[Data to use — start]

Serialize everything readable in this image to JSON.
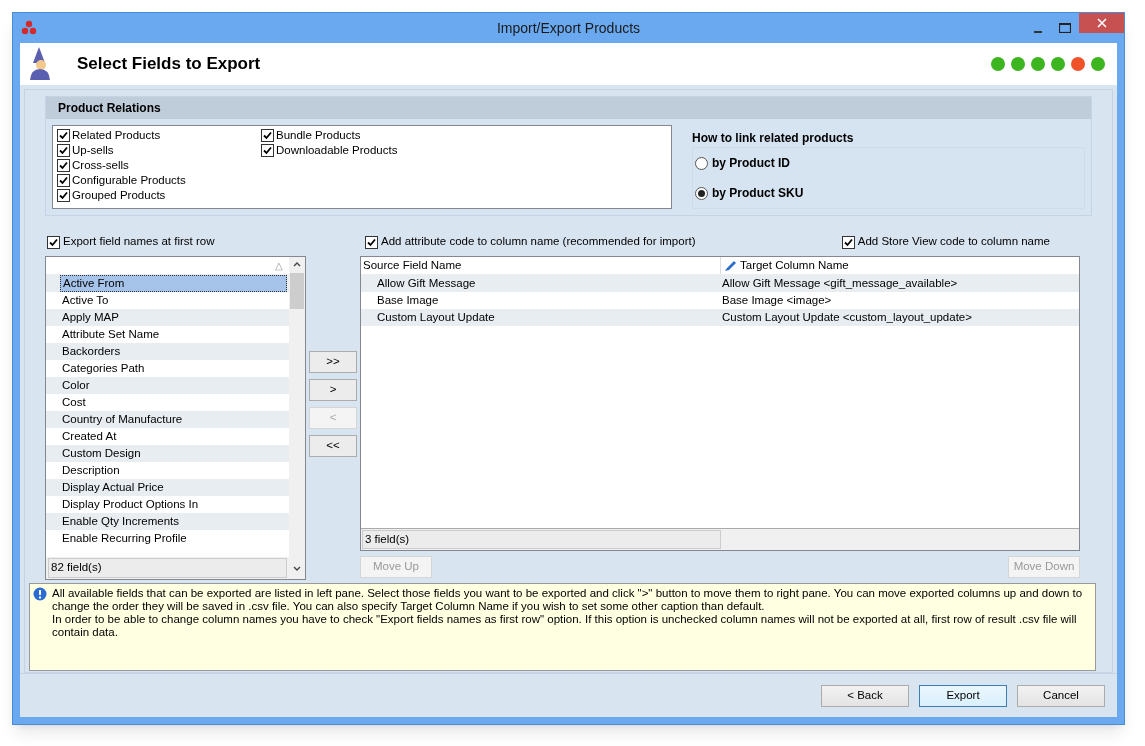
{
  "window": {
    "title": "Import/Export Products"
  },
  "header": {
    "title": "Select Fields to Export",
    "steps": [
      {
        "color": "#3cb521"
      },
      {
        "color": "#3cb521"
      },
      {
        "color": "#3cb521"
      },
      {
        "color": "#3cb521"
      },
      {
        "color": "#f0522a"
      },
      {
        "color": "#3cb521"
      }
    ]
  },
  "product_relations": {
    "title": "Product Relations",
    "checkboxes": [
      {
        "label": "Related Products",
        "checked": true
      },
      {
        "label": "Up-sells",
        "checked": true
      },
      {
        "label": "Cross-sells",
        "checked": true
      },
      {
        "label": "Configurable Products",
        "checked": true
      },
      {
        "label": "Grouped Products",
        "checked": true
      },
      {
        "label": "Bundle Products",
        "checked": true
      },
      {
        "label": "Downloadable Products",
        "checked": true
      }
    ],
    "link_title": "How to link related products",
    "link_options": [
      {
        "label": "by Product ID",
        "selected": false
      },
      {
        "label": "by Product SKU",
        "selected": true
      }
    ]
  },
  "options": [
    {
      "label": "Export field names at first row",
      "checked": true
    },
    {
      "label": "Add attribute code to column name (recommended for import)",
      "checked": true
    },
    {
      "label": "Add Store View code to column name",
      "checked": true
    }
  ],
  "available_fields": {
    "sort_mark": "△",
    "items": [
      {
        "label": "Active From",
        "selected": true
      },
      {
        "label": "Active To",
        "selected": false
      },
      {
        "label": "Apply MAP",
        "selected": false
      },
      {
        "label": "Attribute Set Name",
        "selected": false
      },
      {
        "label": "Backorders",
        "selected": false
      },
      {
        "label": "Categories Path",
        "selected": false
      },
      {
        "label": "Color",
        "selected": false
      },
      {
        "label": "Cost",
        "selected": false
      },
      {
        "label": "Country of Manufacture",
        "selected": false
      },
      {
        "label": "Created At",
        "selected": false
      },
      {
        "label": "Custom Design",
        "selected": false
      },
      {
        "label": "Description",
        "selected": false
      },
      {
        "label": "Display Actual Price",
        "selected": false
      },
      {
        "label": "Display Product Options In",
        "selected": false
      },
      {
        "label": "Enable Qty Increments",
        "selected": false
      },
      {
        "label": "Enable Recurring Profile",
        "selected": false
      }
    ],
    "footer": "82 field(s)"
  },
  "move_buttons": [
    {
      "label": ">>",
      "disabled": false
    },
    {
      "label": ">",
      "disabled": false
    },
    {
      "label": "<",
      "disabled": true
    },
    {
      "label": "<<",
      "disabled": false
    }
  ],
  "export_table": {
    "columns": [
      "Source Field Name",
      "Target Column Name"
    ],
    "rows": [
      [
        "Allow Gift Message",
        "Allow Gift Message <gift_message_available>"
      ],
      [
        "Base Image",
        "Base Image <image>"
      ],
      [
        "Custom Layout Update",
        "Custom Layout Update <custom_layout_update>"
      ]
    ],
    "footer": "3 field(s)"
  },
  "order_buttons": [
    {
      "label": "Move Up",
      "disabled": true
    },
    {
      "label": "Move Down",
      "disabled": true
    }
  ],
  "info": [
    "All available fields that can be exported are listed in left pane. Select those fields you want to be exported and click \">\" button to move them to right pane. You can move exported columns up and down to change the order they will be saved in .csv file. You can also specify Target Column Name if you wish to set some other caption than default.",
    "In order to be able to change column names you have to check \"Export fields names as first row\" option. If this option is unchecked column names will not be exported at all, first row of result .csv file will contain data."
  ],
  "buttons": [
    {
      "label": "< Back",
      "selected": false
    },
    {
      "label": "Export",
      "selected": true
    },
    {
      "label": "Cancel",
      "selected": false
    }
  ]
}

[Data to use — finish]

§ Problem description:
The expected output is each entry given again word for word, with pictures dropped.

§ The completed task:
Serialize everything readable in this image to JSON.
{
  "window": {
    "title": "Import/Export Products"
  },
  "header": {
    "title": "Select Fields to Export",
    "steps": [
      {
        "color": "#3cb521"
      },
      {
        "color": "#3cb521"
      },
      {
        "color": "#3cb521"
      },
      {
        "color": "#3cb521"
      },
      {
        "color": "#f0522a"
      },
      {
        "color": "#3cb521"
      }
    ]
  },
  "product_relations": {
    "title": "Product Relations",
    "checkboxes": [
      {
        "label": "Related Products",
        "checked": true
      },
      {
        "label": "Up-sells",
        "checked": true
      },
      {
        "label": "Cross-sells",
        "checked": true
      },
      {
        "label": "Configurable Products",
        "checked": true
      },
      {
        "label": "Grouped Products",
        "checked": true
      },
      {
        "label": "Bundle Products",
        "checked": true
      },
      {
        "label": "Downloadable Products",
        "checked": true
      }
    ],
    "link_title": "How to link related products",
    "link_options": [
      {
        "label": "by Product ID",
        "selected": false
      },
      {
        "label": "by Product SKU",
        "selected": true
      }
    ]
  },
  "options": [
    {
      "label": "Export field names at first row",
      "checked": true
    },
    {
      "label": "Add attribute code to column name (recommended for import)",
      "checked": true
    },
    {
      "label": "Add Store View code to column name",
      "checked": true
    }
  ],
  "available_fields": {
    "sort_mark": "△",
    "items": [
      {
        "label": "Active From",
        "selected": true
      },
      {
        "label": "Active To",
        "selected": false
      },
      {
        "label": "Apply MAP",
        "selected": false
      },
      {
        "label": "Attribute Set Name",
        "selected": false
      },
      {
        "label": "Backorders",
        "selected": false
      },
      {
        "label": "Categories Path",
        "selected": false
      },
      {
        "label": "Color",
        "selected": false
      },
      {
        "label": "Cost",
        "selected": false
      },
      {
        "label": "Country of Manufacture",
        "selected": false
      },
      {
        "label": "Created At",
        "selected": false
      },
      {
        "label": "Custom Design",
        "selected": false
      },
      {
        "label": "Description",
        "selected": false
      },
      {
        "label": "Display Actual Price",
        "selected": false
      },
      {
        "label": "Display Product Options In",
        "selected": false
      },
      {
        "label": "Enable Qty Increments",
        "selected": false
      },
      {
        "label": "Enable Recurring Profile",
        "selected": false
      }
    ],
    "footer": "82 field(s)"
  },
  "move_buttons": [
    {
      "label": ">>",
      "disabled": false
    },
    {
      "label": ">",
      "disabled": false
    },
    {
      "label": "<",
      "disabled": true
    },
    {
      "label": "<<",
      "disabled": false
    }
  ],
  "export_table": {
    "columns": [
      "Source Field Name",
      "Target Column Name"
    ],
    "rows": [
      [
        "Allow Gift Message",
        "Allow Gift Message <gift_message_available>"
      ],
      [
        "Base Image",
        "Base Image <image>"
      ],
      [
        "Custom Layout Update",
        "Custom Layout Update <custom_layout_update>"
      ]
    ],
    "footer": "3 field(s)"
  },
  "order_buttons": [
    {
      "label": "Move Up",
      "disabled": true
    },
    {
      "label": "Move Down",
      "disabled": true
    }
  ],
  "info": [
    "All available fields that can be exported are listed in left pane. Select those fields you want to be exported and click \">\" button to move them to right pane. You can move exported columns up and down to change the order they will be saved in .csv file. You can also specify Target Column Name if you wish to set some other caption than default.",
    "In order to be able to change column names you have to check \"Export fields names as first row\" option. If this option is unchecked column names will not be exported at all, first row of result .csv file will contain data."
  ],
  "buttons": [
    {
      "label": "< Back",
      "selected": false
    },
    {
      "label": "Export",
      "selected": true
    },
    {
      "label": "Cancel",
      "selected": false
    }
  ]
}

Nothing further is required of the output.